I read a little bit about other ways of sending a spoofed RST packet to the client, and found this handy tool called netwox that can be used to forge packets. This presentation has a good example of a TCP attack.

So, I used the netwox tool after installing it, by running:

$  sudo netwox 40 -l -m -o 8000 -p 33760 -B -q 3545181336

Where 33760 is the port number of the client, and 3545181336 was the correct sequence number. Lo and behold, it worked! The connection closed!


Spot the difference between these packets!

Alright, so we have an example of the working packet, and an example of the “not working” packet. Let’s see if you can spot the difference!


It’s subtle. It turns out the ethernet destination address on the packets is different.


So, at this point, we know there’s no difference between how MacOS and Linux handle the RST flag in TCP. However, scapy and netwox configure the packet differently such that the destination MAC address is the “broadcast” address on scapy and 00:00:00:00 with netwox.

At this point I finally decided to look at the scapy documentation (probably should have done this earlier) and it turns out in the troubleshooting section, they have a section about just this. From the docs, they discuss how the “loopback” interface is different to other network interfaces, and how link-level packets sent on the loopback interface don’t actually get disasembled/assembled (and therefore read by applications).

The solution that scapy offers is adding the line of code conf.L3socket=L3RawSocket to your file. I tried this out, and the TCP Reset attack actually worked!

What’s the deal with this socket setting?

What’s actually going on here, and why did the change that scapy suggests work? The answer is in the details of the socket syscall. Note that in this page, it mentions that sockets can listen on different “domains”, or “protocol families”. By default, scapy uses the PF_PACKET protocol family when it opens a socket to send a packet. This is a link-layer (Ethernet) protocol, which is why packets sent via scapy by default have the ethernet broadcast address (ff:ff:ff:ff) as a destination. These packets, however, being link-layer packets, when addressed to the loopback address don’t get routed there correctly, even though they show up in wireshark, because of how the loopback interface works in Linux.
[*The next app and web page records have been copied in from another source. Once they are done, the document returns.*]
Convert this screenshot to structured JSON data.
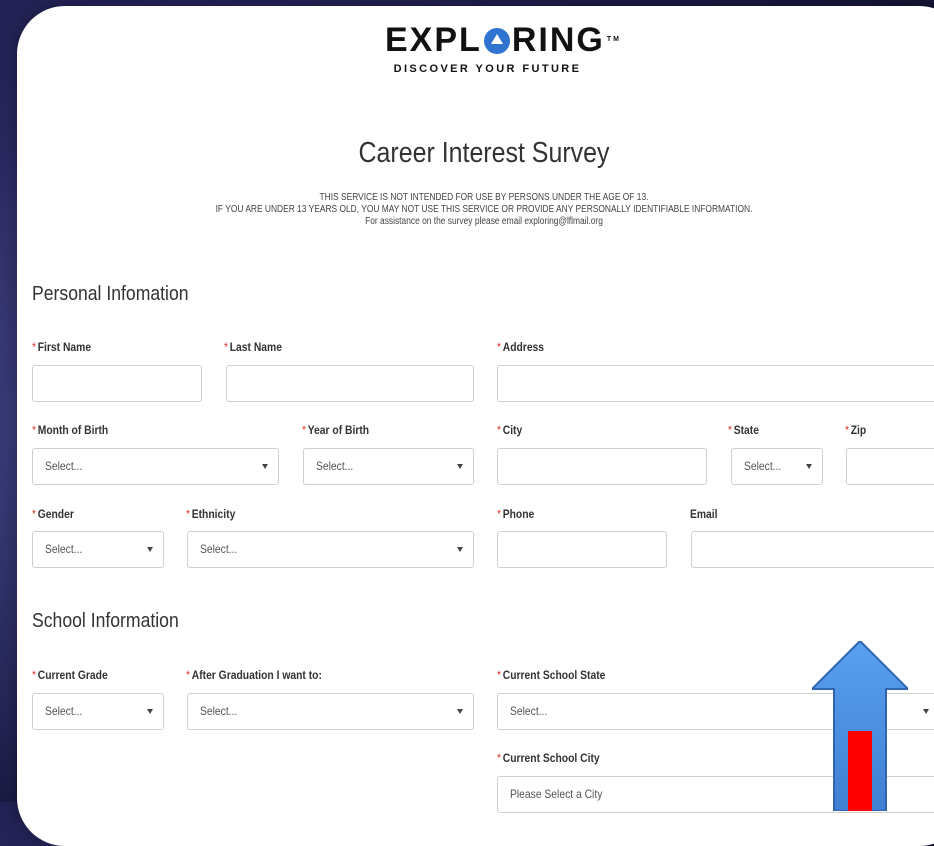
{
  "brand": {
    "name": "EXPL",
    "name_rest": "RING",
    "trademark": "TM",
    "tagline": "DISCOVER YOUR FUTURE",
    "accent": "#2f74d0"
  },
  "page": {
    "title": "Career Interest Survey",
    "notice_lines": [
      "THIS SERVICE IS NOT INTENDED FOR USE BY PERSONS UNDER THE AGE OF 13.",
      "IF YOU ARE UNDER 13 YEARS OLD, YOU MAY NOT USE THIS SERVICE OR PROVIDE ANY PERSONALLY IDENTIFIABLE INFORMATION.",
      "For assistance on the survey please email exploring@lflmail.org"
    ]
  },
  "sections": {
    "personal": {
      "title": "Personal Infomation",
      "fields": {
        "first_name": {
          "label": "First Name",
          "value": ""
        },
        "last_name": {
          "label": "Last Name",
          "value": ""
        },
        "address": {
          "label": "Address",
          "value": ""
        },
        "month_of_birth": {
          "label": "Month of Birth",
          "value": "Select..."
        },
        "year_of_birth": {
          "label": "Year of Birth",
          "value": "Select..."
        },
        "city": {
          "label": "City",
          "value": ""
        },
        "state": {
          "label": "State",
          "value": "Select..."
        },
        "zip": {
          "label": "Zip",
          "value": ""
        },
        "gender": {
          "label": "Gender",
          "value": "Select..."
        },
        "ethnicity": {
          "label": "Ethnicity",
          "value": "Select..."
        },
        "phone": {
          "label": "Phone",
          "value": ""
        },
        "email": {
          "label": "Email",
          "value": ""
        }
      }
    },
    "school": {
      "title": "School Information",
      "fields": {
        "current_grade": {
          "label": "Current Grade",
          "value": "Select..."
        },
        "after_graduation": {
          "label": "After Graduation I want to:",
          "value": "Select..."
        },
        "school_state": {
          "label": "Current School State",
          "value": "Select..."
        },
        "school_city": {
          "label": "Current School City",
          "value": "Please Select a City"
        }
      }
    }
  },
  "required_marker": "*",
  "colors": {
    "required": "#d9382c",
    "arrow_blue": "#4a90e2",
    "arrow_red": "#ff0000"
  }
}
Using the PF_INET protocol family, packets do make it to applications listening on the loopback interface, because these packets are network-layer packets that do get routed appropriately by the OS to applications listening on the loopback interface.


While I probably should have dug into what exactly scapy was doing earlier, going through this exercise of debugging why the TCP Reset attack wasn’t working was really helpful and taught me a lot about computer networks and how to debug them!

Further Reading

Sid Shanker <sid.p.shanker at gmail.com>